Synonyms for dental

a consonant articulated with the tip of the tongue near the gum ridge

References in periodicals archive ?
2017) found females to be more dentally advanced, while three found no differences (DuPlessis et al.
Clark, "Assessment of dentally related functional competency for older adults with cognitive impairmenta survey for special-care dental professionals," Special Care in Dentistry, vol.
In Australia, published data revealed that some 14.9% of adults could be classified as "high dentally anxious" and that there was a greater prevalence and severity of dental anxiety in women than men, particularly in the 35-44-age range (Thomson, Stewart, Carter & Spencer, 1996).
The more than 1.4 million free health screenings are a critical component of the Special Olympics Healthy Athletes program that offers health services and information to athletes who often are medically and dentally underserved.
Inci- dentally, almost all of the outstanding work at D&AD and Cannes is over 30 seconds.
The practical aim is to motivate decision-makers at the nationwide and provincial level to consider pregnant women as a dentally vulnerable group.
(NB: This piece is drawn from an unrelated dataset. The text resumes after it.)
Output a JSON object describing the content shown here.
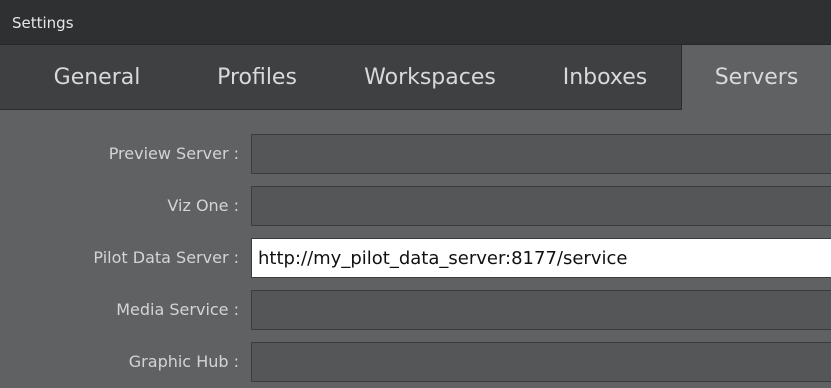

Inci- dentally, the first- look poster of the film released a while ago had Deepika Padukone draped in a 30- kilo lehnga.
The dental professionals should seek ways to help dentally anxious individuals.
Psychological concomitants of treating the dentally handicapped adolescent: report of case.
Treatment is subject to examination - you need to be dentally fit.
Several studies have demonstrated that dental anxiety in children was significantly associated with parental anxiety (Wigen et al., 2009) and it has been found that women tend to report more dental fear than men (Ter-Horst and Wit, 1993) and younger people being more dentally fearful than older individuals (Ter-Horst and Wit, 1993; Rowe, 2005).
Songs about class warfare, wax babies, or dentally polished vulpine suitors have been deemed by many revival performers to be more cutting-edge than bucolic odes to the ploughman or naive pastoral love songs.
Related to this claim is 'attempting restorations in children is very distressing, making them both upset and dentally phobic'.
Dasanayake AP et al concluded in their study of "Restorative cost savings related to dental sealants in Alabama Medicaid children" that children who do not receive sealants are more likely to obtain subsequent restorative care and cost more money to the health care system.8 This is further supported by Matthew F Savage et al where they found that the age of the first preventive dental visit had a significant positive effect on dentally related expenditures.
If desired, the floss may also incorporate one or more active tartar control, anticaries, antiplaque and/or antibacterial actives and/or dentally acceptable agents such as polishing and abrasive agents, coolants, flavorants and/or coagulants."